The article, therefore, devotes a whole section to “Recommendations when emerging from isolation” to address this situation. One section focuses especially on three distinct population groups: children, adolescents and adults.

Dr Martín Carrasco says that “It is important to distinguish between normal feelings and reactions during the process of emerging from isolation, and what may be warning signs of a mental disorder. The answer to this question is complex, as many factors come into play when deciding between what is normal and what is pathological, mainly because there is a clear gap between them in the working of the human mind. Not everything normal is healthy, and not everything abnormal is pathological.” And he provides means of detecting “when professional help is needed.”

The final pages of Dr Martín Carrasco’s article are dedicated to the important issue of “Preventing Depression”, “Our experience with other disasters has shown that depression, together with anxiety disorders and post-traumatic stress disorder are some of the most common psychiatric problems in such situations, although it must be stressed that the vast majority of people will cope with their adversities without any serious repercussions hanks to the natural resilience of the human being, and we must not handle these situations as ‘psychiatric’ cases or by ‘psychologising’ them”. He then offers a series of risk factors of the onset of depression along with a number of “Self-care measures to prevent depression in social crisis situations”.

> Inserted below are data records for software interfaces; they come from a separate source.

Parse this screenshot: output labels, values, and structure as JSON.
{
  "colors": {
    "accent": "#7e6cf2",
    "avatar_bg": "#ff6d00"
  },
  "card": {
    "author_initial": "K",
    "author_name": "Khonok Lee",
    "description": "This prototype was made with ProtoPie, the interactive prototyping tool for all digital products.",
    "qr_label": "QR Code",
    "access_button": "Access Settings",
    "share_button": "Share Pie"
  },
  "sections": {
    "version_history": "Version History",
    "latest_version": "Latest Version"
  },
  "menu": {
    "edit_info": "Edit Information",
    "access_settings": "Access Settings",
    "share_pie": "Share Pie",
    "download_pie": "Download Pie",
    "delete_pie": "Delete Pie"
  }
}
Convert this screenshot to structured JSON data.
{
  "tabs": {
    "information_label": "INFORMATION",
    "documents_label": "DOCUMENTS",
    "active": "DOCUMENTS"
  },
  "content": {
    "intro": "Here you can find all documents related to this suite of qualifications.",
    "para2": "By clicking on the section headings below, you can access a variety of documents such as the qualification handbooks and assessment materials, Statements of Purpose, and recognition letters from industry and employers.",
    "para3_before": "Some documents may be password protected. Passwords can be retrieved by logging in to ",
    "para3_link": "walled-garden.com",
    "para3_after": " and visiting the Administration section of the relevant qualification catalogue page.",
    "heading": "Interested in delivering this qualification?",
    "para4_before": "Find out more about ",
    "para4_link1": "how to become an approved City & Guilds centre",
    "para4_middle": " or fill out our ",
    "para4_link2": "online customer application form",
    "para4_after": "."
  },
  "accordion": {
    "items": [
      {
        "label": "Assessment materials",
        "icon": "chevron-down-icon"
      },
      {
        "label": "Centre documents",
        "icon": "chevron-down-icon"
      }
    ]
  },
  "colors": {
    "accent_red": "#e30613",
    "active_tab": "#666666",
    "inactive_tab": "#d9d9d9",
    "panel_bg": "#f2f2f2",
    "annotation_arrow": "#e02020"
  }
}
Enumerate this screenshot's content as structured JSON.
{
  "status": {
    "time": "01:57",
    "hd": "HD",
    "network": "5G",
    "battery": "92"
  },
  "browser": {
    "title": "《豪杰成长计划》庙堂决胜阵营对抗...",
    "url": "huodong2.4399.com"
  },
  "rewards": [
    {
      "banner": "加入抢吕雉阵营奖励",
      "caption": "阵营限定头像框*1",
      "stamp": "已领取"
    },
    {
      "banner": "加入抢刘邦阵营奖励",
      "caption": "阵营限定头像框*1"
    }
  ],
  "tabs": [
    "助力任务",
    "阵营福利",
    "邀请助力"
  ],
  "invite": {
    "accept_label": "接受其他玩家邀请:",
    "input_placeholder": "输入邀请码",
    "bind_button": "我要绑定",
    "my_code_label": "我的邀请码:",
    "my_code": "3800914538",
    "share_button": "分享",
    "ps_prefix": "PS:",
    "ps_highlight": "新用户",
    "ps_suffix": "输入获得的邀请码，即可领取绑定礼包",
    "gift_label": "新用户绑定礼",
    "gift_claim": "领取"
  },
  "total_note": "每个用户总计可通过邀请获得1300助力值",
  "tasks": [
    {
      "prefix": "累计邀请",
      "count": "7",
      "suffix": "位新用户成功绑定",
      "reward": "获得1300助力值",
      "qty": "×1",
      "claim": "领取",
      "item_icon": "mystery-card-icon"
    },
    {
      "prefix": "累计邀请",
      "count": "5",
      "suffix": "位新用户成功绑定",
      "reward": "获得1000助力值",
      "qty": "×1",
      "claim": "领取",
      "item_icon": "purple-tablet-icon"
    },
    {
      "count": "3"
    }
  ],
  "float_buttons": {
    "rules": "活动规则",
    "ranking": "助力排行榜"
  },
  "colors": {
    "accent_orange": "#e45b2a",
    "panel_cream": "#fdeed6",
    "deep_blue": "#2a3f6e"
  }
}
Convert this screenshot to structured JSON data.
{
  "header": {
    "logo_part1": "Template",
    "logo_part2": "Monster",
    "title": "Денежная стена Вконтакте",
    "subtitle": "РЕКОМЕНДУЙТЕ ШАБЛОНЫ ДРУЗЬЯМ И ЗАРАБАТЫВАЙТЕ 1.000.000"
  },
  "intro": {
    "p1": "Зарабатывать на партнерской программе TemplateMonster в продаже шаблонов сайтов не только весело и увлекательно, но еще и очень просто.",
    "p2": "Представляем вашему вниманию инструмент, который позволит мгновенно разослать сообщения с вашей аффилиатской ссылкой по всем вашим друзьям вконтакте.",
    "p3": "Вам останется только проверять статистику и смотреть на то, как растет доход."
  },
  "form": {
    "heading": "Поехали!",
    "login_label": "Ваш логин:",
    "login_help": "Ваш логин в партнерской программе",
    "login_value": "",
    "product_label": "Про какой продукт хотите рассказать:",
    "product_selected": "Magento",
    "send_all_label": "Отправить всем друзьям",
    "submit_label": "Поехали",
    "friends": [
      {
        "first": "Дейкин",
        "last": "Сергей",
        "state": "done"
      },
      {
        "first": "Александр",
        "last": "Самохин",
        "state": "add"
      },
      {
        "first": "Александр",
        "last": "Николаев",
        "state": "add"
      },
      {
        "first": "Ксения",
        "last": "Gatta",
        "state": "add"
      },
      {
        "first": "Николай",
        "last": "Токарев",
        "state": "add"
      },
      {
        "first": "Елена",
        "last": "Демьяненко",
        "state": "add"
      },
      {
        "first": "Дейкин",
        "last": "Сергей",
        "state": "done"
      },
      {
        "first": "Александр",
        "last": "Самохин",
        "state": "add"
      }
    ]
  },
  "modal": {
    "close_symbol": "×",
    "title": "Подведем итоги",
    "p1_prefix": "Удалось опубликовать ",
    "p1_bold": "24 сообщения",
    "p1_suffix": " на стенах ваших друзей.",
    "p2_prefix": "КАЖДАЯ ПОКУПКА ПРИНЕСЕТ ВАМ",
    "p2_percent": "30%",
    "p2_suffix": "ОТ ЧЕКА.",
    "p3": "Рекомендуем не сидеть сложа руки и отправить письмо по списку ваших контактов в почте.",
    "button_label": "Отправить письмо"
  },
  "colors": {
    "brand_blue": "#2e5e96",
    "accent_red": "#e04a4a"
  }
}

The article ends with a reference to the impact of this pandemic on people with some pre-existing mental illness such as depression or a severe mental disorder, “It is obvious that people suffering from a serious mental disorder are more vulnerable to the various adverse situations caused by the COVID-19 epidemic, which may result in a relapse or a worsening condition, due to their high susceptibility to stress compared with the general population. On the other hand, many people with severe mental health disorders regularly attend consultations for assessments or tests and reviewing their prescriptions. However, national regulations on movements and quarantine have seriously affected these regular medical visits. Hospital or intermediate care facilities – such as day hospitals or psychosocial rehabilitation centres – have also been affected.” Dr Martín Carrasco ends the article with various recommendations for releasing from isolation people with schizophrenia.

Here is the link to the full article